The new game was fast, exciting, highly competitive, easy to play and involved passion and rivalry that would quickly divide loyalties in work places, public houses, clubs and even families; football was here to stay and quickly became the national sport of England.
The town of Sheffield was also expanding rapidly and Victorian society placed great emphasis on fitness, sport and well-being, duly promoting football as a way of achieving all three.
Of course, today’s product bears little resemblance to those early years with games being played between teams ranging from 11 to 15 a side, hacking, tripping and handling of the ball were all allowed, and the shape of the ball more similar to the modern rugby ball.
There were also no formations to speak of with most of the players running around the field following the ball – like you would expect to see in primary school playgrounds today – with injuries commonplace.
The only constant was a gentleman guarding the goal and two men who just hung around their opponents’ goal in the hope of forcing the ball in – such niceties as throws ins, crossbars, team strips and penalty areas were still years away.
Players would often dash straight from their place of employment and play in their work clothes with one side tying handkerchiefs around their arms to distinguish themselves from their opponents.
It should also be noted that despite rules being introduced into the game, there was in fact two differing sets, with ‘Sheffield Rules’ played in the north of England and ‘Cambridge Rules’ in the south.

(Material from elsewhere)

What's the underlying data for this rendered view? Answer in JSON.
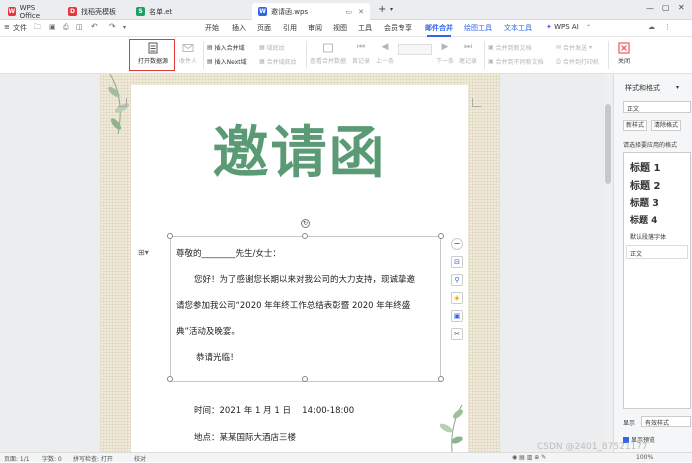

At the end of the 1876/77 season one unified set of rules was adapted by all, and these have remained ever since, with several notable adaptions and additions.
It was against these social, economic and lifestyle changes that the members of Wednesday Cricket Club took the momentous decision, on Wednesday 4 September 1867.
| Other subjects covered in the ‘Sheffield Wednesday FC - the Official History, 150 Years’ include all the managers, club presidents, chairmen and the various grounds that Wednesday have called home since 1867.
There are also in-depth profiles of the club’s greatest players.
In ‘WAWAW – Fans’ Memories Through the Generations’, Dickinson has interviewed a number of Owls fans, who share their stories on the ups and downs of following the club.
Supporters give their opinions on their greatest matches, players and managers, including well-known Wednesday fans Pete McKee and Martyn Ware.
The retail price for the two books is £35.